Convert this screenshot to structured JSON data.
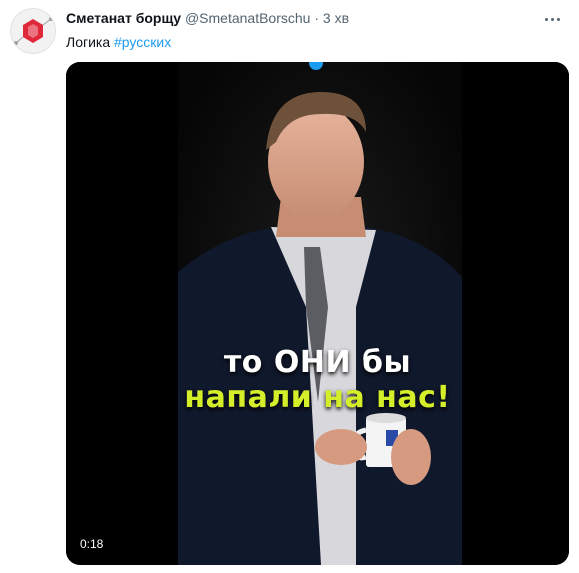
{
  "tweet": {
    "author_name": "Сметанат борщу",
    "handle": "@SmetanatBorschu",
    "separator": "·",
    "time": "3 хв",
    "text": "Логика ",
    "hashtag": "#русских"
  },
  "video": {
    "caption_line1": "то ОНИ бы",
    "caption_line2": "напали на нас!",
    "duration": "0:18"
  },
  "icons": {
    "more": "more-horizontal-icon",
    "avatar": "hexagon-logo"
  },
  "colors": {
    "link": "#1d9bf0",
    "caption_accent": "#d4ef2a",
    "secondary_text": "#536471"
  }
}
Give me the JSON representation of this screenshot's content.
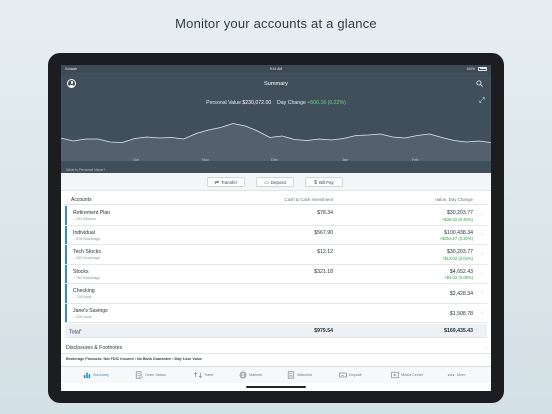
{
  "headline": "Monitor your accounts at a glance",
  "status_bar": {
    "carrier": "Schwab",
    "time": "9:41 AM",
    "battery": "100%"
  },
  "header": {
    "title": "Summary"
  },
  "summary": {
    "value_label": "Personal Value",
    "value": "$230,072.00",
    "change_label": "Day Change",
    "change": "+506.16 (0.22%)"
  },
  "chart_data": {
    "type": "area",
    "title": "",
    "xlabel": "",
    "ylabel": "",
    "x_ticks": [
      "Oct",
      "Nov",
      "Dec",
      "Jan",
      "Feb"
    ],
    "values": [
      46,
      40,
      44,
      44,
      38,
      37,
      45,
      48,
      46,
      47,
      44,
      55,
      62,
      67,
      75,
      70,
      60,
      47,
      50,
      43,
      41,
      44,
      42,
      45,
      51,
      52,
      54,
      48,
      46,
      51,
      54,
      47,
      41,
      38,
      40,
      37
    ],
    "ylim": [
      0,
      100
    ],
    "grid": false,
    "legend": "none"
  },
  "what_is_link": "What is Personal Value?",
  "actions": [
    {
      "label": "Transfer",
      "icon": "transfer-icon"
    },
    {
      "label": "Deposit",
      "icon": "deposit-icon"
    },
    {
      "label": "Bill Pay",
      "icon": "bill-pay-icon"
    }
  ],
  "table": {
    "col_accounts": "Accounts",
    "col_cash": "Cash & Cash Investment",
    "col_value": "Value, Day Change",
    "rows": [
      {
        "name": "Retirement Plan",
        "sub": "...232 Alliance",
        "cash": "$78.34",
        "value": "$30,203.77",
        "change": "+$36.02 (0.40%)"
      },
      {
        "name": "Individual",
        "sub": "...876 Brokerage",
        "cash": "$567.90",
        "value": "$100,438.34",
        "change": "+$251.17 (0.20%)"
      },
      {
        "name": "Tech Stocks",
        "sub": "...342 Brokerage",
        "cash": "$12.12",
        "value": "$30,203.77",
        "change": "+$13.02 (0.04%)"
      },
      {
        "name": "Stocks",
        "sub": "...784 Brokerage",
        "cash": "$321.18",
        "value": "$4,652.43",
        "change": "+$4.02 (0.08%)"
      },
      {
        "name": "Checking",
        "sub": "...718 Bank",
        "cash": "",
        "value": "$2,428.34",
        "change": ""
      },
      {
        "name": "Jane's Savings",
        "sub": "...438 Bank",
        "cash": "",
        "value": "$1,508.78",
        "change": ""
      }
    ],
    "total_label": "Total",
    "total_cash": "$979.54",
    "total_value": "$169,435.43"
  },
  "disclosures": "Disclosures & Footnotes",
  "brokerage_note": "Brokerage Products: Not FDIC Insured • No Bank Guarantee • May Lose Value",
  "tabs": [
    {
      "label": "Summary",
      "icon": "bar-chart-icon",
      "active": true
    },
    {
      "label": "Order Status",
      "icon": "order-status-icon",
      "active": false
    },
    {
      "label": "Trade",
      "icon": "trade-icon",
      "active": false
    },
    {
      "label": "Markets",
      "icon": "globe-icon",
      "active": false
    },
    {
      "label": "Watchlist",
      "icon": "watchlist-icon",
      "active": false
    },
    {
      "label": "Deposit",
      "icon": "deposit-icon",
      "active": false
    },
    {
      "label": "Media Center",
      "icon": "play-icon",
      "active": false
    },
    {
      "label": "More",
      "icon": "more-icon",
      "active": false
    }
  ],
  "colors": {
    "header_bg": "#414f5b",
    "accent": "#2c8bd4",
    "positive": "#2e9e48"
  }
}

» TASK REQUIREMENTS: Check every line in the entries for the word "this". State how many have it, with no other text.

» COMPLETED EXERCISE: 2